Wittig reaction: alkene formation

Wittig Reaction Definition:


The Wittig reaction is a useful way of forming alkenes from phosphorus ylides (Wittig reagents) and aldehydes or ketones.



Wittig Reaction Explanation:


The chemical reaction of an aldehyde or ketone with a triphenyl phosphonium ylide yielding alkene, and triphenylphosphine oxide.

A phosphorus ylide or Wittig reagent is a suitable nucleophile because new carbon-carbon bond can be made in this way. Phosphorus ylides are prepared from an alkyl halide and triphenylphosphine such that triphenylphosphine performs a nucleophilic attack on the alkyl halide via the SN2 reaction followed by deprotonation with a strong base.



The mechanism of this reaction consists of two steps. In the first step, the negatively polarized carbon in the ylide functions as a nucleophile and attacks the electrophilic carbon of carbonyl group. The oxygen from carbonyl group immediately attacks phosphorus from Wittig reagent which is positively charged. This simultaneously double addition is called [2+2] cycloaddition, and the product called an oxaphosphetane or oxaphosphacyclobutane.

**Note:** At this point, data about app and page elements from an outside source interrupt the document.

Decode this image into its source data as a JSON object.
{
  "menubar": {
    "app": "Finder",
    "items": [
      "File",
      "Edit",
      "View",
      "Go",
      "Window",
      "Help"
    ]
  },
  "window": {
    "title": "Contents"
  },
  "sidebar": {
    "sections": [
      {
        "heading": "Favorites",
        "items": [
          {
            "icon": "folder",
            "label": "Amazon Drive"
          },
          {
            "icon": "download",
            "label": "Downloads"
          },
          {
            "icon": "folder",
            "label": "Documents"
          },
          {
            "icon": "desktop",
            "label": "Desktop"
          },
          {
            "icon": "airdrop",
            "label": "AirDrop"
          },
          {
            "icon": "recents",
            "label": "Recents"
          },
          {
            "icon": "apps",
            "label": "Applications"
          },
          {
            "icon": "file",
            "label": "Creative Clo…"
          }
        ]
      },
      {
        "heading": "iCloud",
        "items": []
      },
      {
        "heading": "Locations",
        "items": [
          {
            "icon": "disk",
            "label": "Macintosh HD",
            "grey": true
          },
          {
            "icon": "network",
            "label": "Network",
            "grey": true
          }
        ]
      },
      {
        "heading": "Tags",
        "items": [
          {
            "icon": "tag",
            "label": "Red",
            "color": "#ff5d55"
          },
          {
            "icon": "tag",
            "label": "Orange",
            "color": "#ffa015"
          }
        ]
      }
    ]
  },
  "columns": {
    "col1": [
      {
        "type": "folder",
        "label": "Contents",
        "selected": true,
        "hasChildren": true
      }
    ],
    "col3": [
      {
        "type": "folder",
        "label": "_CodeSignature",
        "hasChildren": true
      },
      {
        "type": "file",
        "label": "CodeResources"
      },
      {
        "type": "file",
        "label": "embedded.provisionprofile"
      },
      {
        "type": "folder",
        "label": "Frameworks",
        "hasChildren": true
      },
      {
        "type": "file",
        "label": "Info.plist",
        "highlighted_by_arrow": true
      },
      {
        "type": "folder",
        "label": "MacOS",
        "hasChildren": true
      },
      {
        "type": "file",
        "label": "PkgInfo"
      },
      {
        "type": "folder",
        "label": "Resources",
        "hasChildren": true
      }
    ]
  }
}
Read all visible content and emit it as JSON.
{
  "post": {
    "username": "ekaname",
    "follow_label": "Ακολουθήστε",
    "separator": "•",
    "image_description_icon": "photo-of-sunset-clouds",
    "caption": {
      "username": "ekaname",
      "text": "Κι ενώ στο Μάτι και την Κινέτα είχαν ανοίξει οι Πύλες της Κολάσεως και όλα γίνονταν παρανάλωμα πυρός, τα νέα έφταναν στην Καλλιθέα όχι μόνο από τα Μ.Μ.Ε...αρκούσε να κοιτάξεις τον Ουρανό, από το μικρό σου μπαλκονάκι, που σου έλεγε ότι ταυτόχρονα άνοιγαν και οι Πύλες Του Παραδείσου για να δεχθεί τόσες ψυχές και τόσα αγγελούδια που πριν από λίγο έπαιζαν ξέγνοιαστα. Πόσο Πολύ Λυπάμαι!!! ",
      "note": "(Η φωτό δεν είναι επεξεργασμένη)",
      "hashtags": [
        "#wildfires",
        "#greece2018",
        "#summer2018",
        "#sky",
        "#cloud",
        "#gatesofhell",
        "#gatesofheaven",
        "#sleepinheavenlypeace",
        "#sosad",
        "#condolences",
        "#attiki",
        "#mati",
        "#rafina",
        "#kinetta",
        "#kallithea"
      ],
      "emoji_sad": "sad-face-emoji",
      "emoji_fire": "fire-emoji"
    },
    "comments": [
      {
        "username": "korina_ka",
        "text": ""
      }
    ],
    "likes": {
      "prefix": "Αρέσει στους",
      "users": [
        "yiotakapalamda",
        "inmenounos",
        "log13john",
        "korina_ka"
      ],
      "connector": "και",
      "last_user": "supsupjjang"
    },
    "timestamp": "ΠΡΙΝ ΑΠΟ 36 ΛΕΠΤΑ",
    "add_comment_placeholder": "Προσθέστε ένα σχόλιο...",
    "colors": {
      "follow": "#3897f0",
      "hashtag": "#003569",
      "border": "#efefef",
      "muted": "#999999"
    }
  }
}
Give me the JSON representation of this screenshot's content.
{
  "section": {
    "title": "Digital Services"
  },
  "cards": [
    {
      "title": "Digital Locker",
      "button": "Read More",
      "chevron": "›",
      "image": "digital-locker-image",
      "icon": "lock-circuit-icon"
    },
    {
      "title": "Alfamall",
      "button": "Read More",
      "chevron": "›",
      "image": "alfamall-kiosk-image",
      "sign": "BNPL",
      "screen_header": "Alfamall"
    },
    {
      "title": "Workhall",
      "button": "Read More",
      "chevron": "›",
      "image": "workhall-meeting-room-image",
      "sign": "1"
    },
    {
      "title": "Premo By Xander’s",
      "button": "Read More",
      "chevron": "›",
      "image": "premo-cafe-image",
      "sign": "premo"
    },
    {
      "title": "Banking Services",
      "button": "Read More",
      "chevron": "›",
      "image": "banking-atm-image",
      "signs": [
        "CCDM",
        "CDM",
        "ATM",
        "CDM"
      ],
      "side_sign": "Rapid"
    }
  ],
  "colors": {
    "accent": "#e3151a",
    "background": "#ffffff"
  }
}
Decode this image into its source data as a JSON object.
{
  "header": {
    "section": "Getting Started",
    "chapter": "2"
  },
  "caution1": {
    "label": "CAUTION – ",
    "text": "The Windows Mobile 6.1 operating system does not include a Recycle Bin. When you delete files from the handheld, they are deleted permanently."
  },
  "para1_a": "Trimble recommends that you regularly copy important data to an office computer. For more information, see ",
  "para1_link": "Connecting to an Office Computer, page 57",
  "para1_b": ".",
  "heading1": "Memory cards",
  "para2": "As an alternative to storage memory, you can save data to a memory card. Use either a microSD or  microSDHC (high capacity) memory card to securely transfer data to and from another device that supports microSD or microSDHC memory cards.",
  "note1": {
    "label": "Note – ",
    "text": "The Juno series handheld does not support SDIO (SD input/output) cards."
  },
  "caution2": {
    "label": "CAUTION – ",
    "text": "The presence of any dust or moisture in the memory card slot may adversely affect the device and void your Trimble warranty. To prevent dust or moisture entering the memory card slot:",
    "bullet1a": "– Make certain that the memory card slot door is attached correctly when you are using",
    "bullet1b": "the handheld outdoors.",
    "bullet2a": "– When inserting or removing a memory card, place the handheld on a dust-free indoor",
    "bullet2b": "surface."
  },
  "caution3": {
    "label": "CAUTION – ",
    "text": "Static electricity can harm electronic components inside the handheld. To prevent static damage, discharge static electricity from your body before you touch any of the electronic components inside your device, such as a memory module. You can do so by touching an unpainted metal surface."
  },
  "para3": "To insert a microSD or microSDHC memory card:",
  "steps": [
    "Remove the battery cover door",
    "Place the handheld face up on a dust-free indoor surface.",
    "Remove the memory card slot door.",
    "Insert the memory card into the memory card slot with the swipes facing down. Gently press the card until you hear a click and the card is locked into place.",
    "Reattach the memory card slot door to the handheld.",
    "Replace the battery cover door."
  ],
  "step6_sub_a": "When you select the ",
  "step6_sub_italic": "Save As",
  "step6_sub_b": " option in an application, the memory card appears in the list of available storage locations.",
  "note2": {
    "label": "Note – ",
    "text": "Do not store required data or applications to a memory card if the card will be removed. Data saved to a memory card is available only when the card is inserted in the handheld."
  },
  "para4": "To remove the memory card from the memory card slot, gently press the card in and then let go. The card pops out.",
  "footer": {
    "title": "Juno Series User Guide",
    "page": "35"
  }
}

This intermediate then in the second step undergoes fragmentation to give the alkene product.